There’s a reason to believe that he’s a much better defender than his statistics suggest. There’s no denying that he’s been very bad overall in his minor league career at third base. It’s impossible to try and suggest a guy with an .893 fielding percentage has been good in the field. But things flipped over night in the middle of 2022. As I wrote at RedsMinorLeagues.com earlier this winter, on June 17th Encarnacion-Strand made an error that dropped his fielding percentage to .827 on the season at third base. Over the next three days he didn’t play in the field. From June 21st through the end of the season he posted a .976 fielding percentage at third base over his remaining 35 games he played at the position.
That kind of improvement that’s unseen could mean a few things. First is that it likely improves the overall value projection because the systems in place probably didn’t break down his game-by-game fielding stats to see that there was a massive improvement at the midseason point that makes it far more likely he could remain at third base. But secondly, with those improvements – assuming they continue moving forward – means that it’s likely he arrives in the big leagues sooner because there’s not a glaring weakness in his game that must be improved upon before he can be placed into a big league lineup. That could get a true power bat into the lineup more frequently, and in Great American Ball Park…. well, sometimes that can make things far more interesting.
At the end of the day, what these projections tell us is that the Cincinnati Reds are going to be bad. That doesn’t surprise anyone. The team was very bad in 2022, traded away most of their quality big league talent at the trade deadline, and replaced it with…. Wil Myers and hope.
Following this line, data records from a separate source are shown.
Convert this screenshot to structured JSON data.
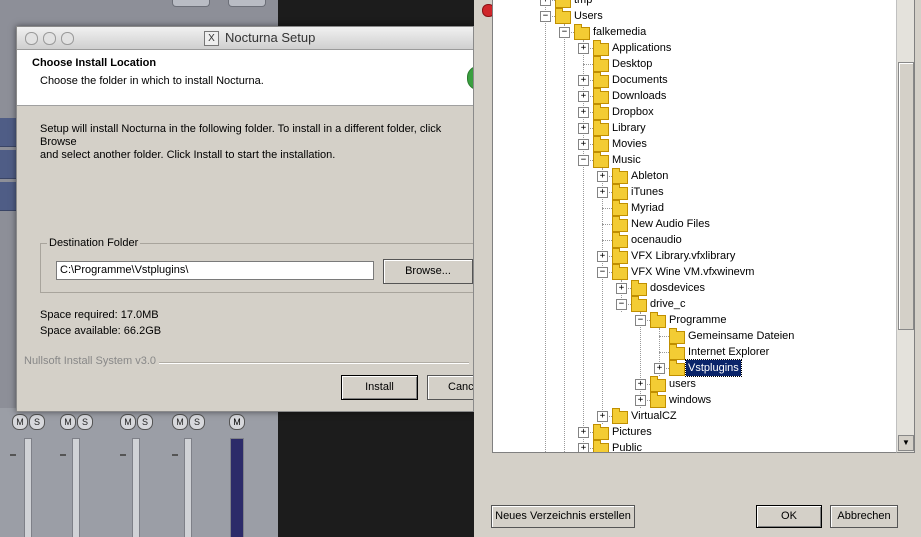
{
  "setup": {
    "window_title": "Nocturna Setup",
    "header_title": "Choose Install Location",
    "header_subtitle": "Choose the folder in which to install Nocturna.",
    "description_line1": "Setup will install Nocturna in the following folder. To install in a different folder, click Browse",
    "description_line2": "and select another folder. Click Install to start the installation.",
    "destination_label": "Destination Folder",
    "destination_value": "C:\\Programme\\Vstplugins\\",
    "browse_label": "Browse...",
    "space_required": "Space required: 17.0MB",
    "space_available": "Space available: 66.2GB",
    "branding": "Nullsoft Install System v3.0",
    "install_label": "Install",
    "cancel_label": "Cancel"
  },
  "mixer": {
    "mute_label": "M",
    "solo_label": "S"
  },
  "browser": {
    "new_folder_label": "Neues Verzeichnis erstellen",
    "ok_label": "OK",
    "cancel_label": "Abbrechen",
    "tree": [
      {
        "label": "tmp",
        "level": 0,
        "toggle": "+"
      },
      {
        "label": "Users",
        "level": 0,
        "toggle": "-"
      },
      {
        "label": "falkemedia",
        "level": 1,
        "toggle": "-"
      },
      {
        "label": "Applications",
        "level": 2,
        "toggle": "+"
      },
      {
        "label": "Desktop",
        "level": 2,
        "toggle": ""
      },
      {
        "label": "Documents",
        "level": 2,
        "toggle": "+"
      },
      {
        "label": "Downloads",
        "level": 2,
        "toggle": "+"
      },
      {
        "label": "Dropbox",
        "level": 2,
        "toggle": "+"
      },
      {
        "label": "Library",
        "level": 2,
        "toggle": "+"
      },
      {
        "label": "Movies",
        "level": 2,
        "toggle": "+"
      },
      {
        "label": "Music",
        "level": 2,
        "toggle": "-"
      },
      {
        "label": "Ableton",
        "level": 3,
        "toggle": "+"
      },
      {
        "label": "iTunes",
        "level": 3,
        "toggle": "+"
      },
      {
        "label": "Myriad",
        "level": 3,
        "toggle": ""
      },
      {
        "label": "New Audio Files",
        "level": 3,
        "toggle": ""
      },
      {
        "label": "ocenaudio",
        "level": 3,
        "toggle": ""
      },
      {
        "label": "VFX Library.vfxlibrary",
        "level": 3,
        "toggle": "+"
      },
      {
        "label": "VFX Wine VM.vfxwinevm",
        "level": 3,
        "toggle": "-"
      },
      {
        "label": "dosdevices",
        "level": 4,
        "toggle": "+"
      },
      {
        "label": "drive_c",
        "level": 4,
        "toggle": "-"
      },
      {
        "label": "Programme",
        "level": 5,
        "toggle": "-"
      },
      {
        "label": "Gemeinsame Dateien",
        "level": 6,
        "toggle": ""
      },
      {
        "label": "Internet Explorer",
        "level": 6,
        "toggle": ""
      },
      {
        "label": "Vstplugins",
        "level": 6,
        "toggle": "+",
        "selected": true
      },
      {
        "label": "users",
        "level": 5,
        "toggle": "+"
      },
      {
        "label": "windows",
        "level": 5,
        "toggle": "+"
      },
      {
        "label": "VirtualCZ",
        "level": 3,
        "toggle": "+"
      },
      {
        "label": "Pictures",
        "level": 2,
        "toggle": "+"
      },
      {
        "label": "Public",
        "level": 2,
        "toggle": "+"
      }
    ]
  },
  "colors": {
    "selection": "#0a246a",
    "folder": "#f3cc34",
    "dialog_bg": "#d4d0c8"
  }
}
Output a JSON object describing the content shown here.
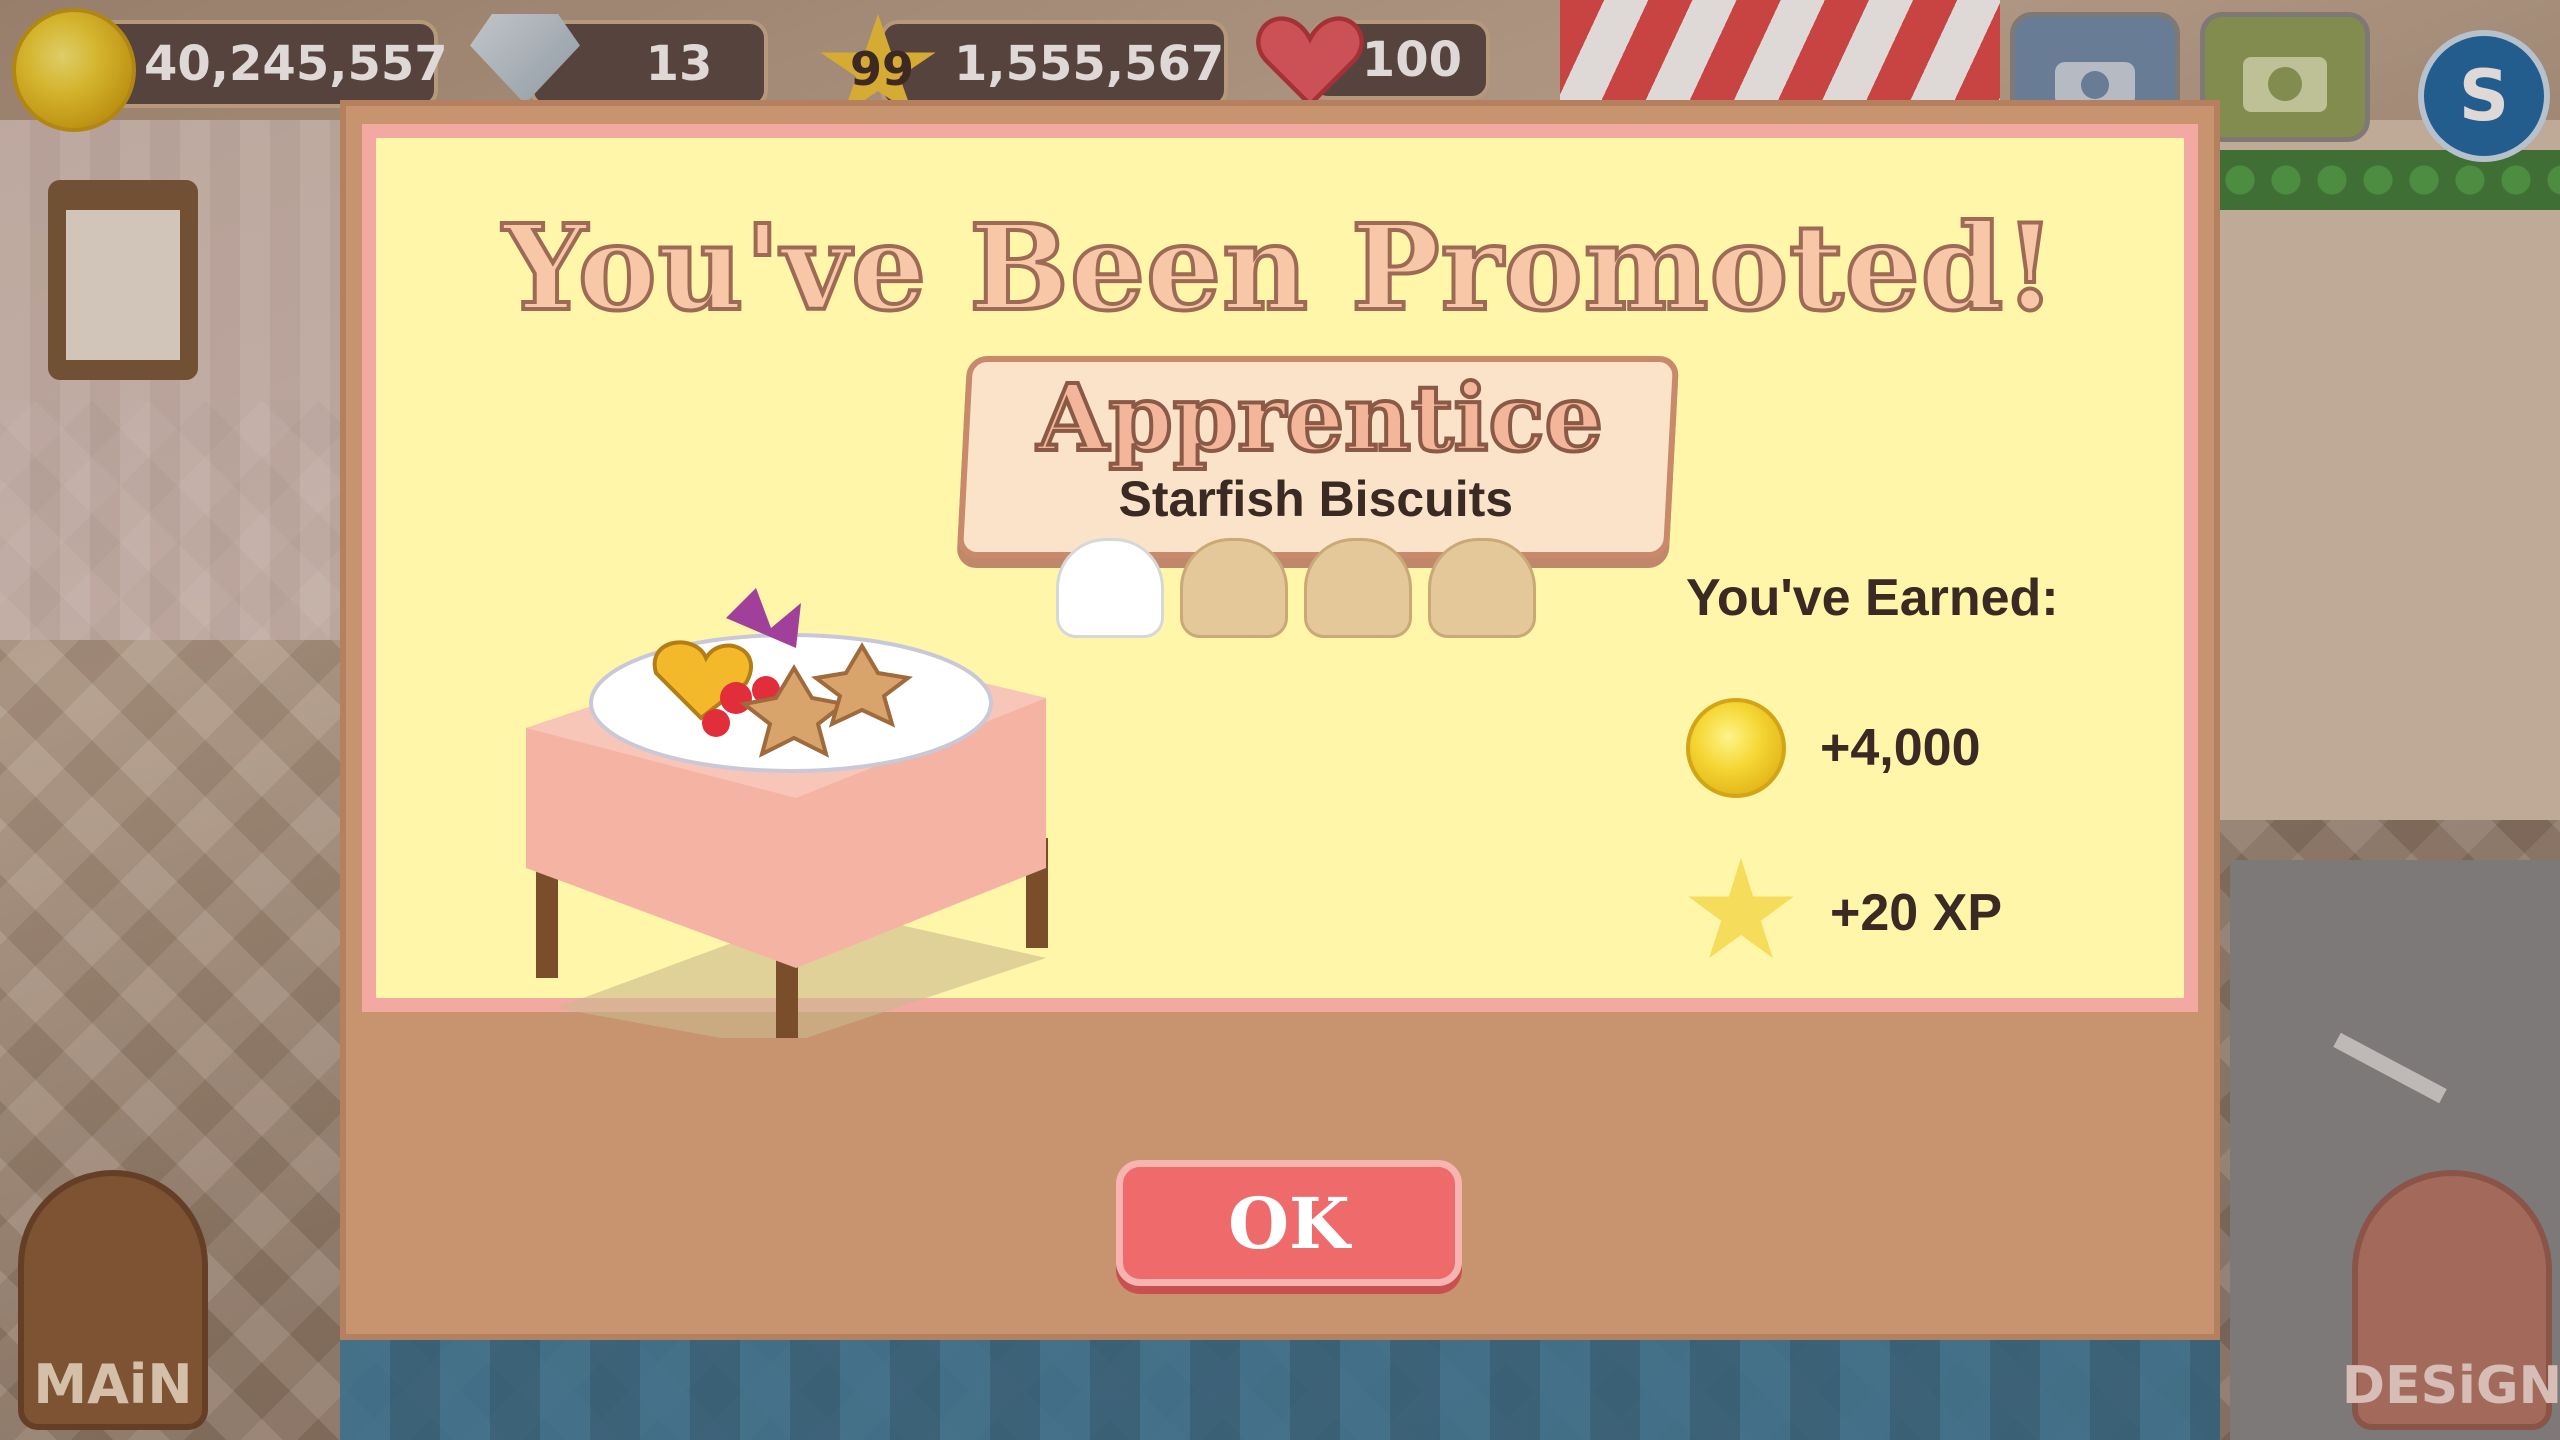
{
  "hud": {
    "coins": "40,245,557",
    "diamonds": "13",
    "level": "99",
    "xp": "1,555,567",
    "hearts": "100",
    "currency_symbol": "S"
  },
  "side_buttons": {
    "main_label": "MAiN",
    "design_label": "DESiGN"
  },
  "dialog": {
    "title": "You've Been Promoted!",
    "rank": "Apprentice",
    "item": "Starfish Biscuits",
    "mastery": {
      "filled": 1,
      "total": 4
    },
    "earned_label": "You've Earned:",
    "rewards": [
      {
        "icon": "coin-icon",
        "text": "+4,000"
      },
      {
        "icon": "star-icon",
        "text": "+20 XP"
      }
    ],
    "ok_label": "OK"
  },
  "colors": {
    "dialog_bg": "#fff6a9",
    "dialog_border": "#f2a9a2",
    "panel": "#c89470",
    "ok_button": "#ee6a6b"
  }
}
With sports gambling legal in the state of Ohio in 2023, if a sports book puts the over/under on wins for Cincinnati at 60, I’ll sprint to place a bet on the over. It’s certainly not impossible to squint and see that the team does finish the season with 60 wins, but it also doesn’t feel likely. That’s not to say that they’ll win 78 games, either. Injuries always come into play, and while there does seem to be enough depth in the minors on the positional side that they could not only weather some injuries but even see some improvements in the second half if and when some of the top guys arrive, the pitching depth in the minor leagues may not be there. Health on the mound could be a big factor – as it always is, but even more so when your depth is mostly guys who are AAAA types rather than prospects with upside who need to take a step forward in some particular area.
That’s not to say the cupboard is bare in the upper levels, but it does appear to be limited in scale as of right now. Four of the Reds top 25 prospects are pitchers who should start in AA or AAA in 2023, but none of them are coming off of a particularly strong season. Three of them showed real control issues with high walk rates, and the other one had an ERA of 4.75 in 91.0 innings in AA last season. Each of them has enough going for them that you can see a big league future, but all must take at least one step forward (and in one case, a huge step forward) if they’re going to pitch in the big leagues with success in 2023.
Still, keeping guys like Nick Lodolo and Hunter Greene healthy – both of whom project very well according to the Steamer Projections (both are above 3.0 WAR) – could be the difference between watching a team with a solid pitching staff and one that is painful.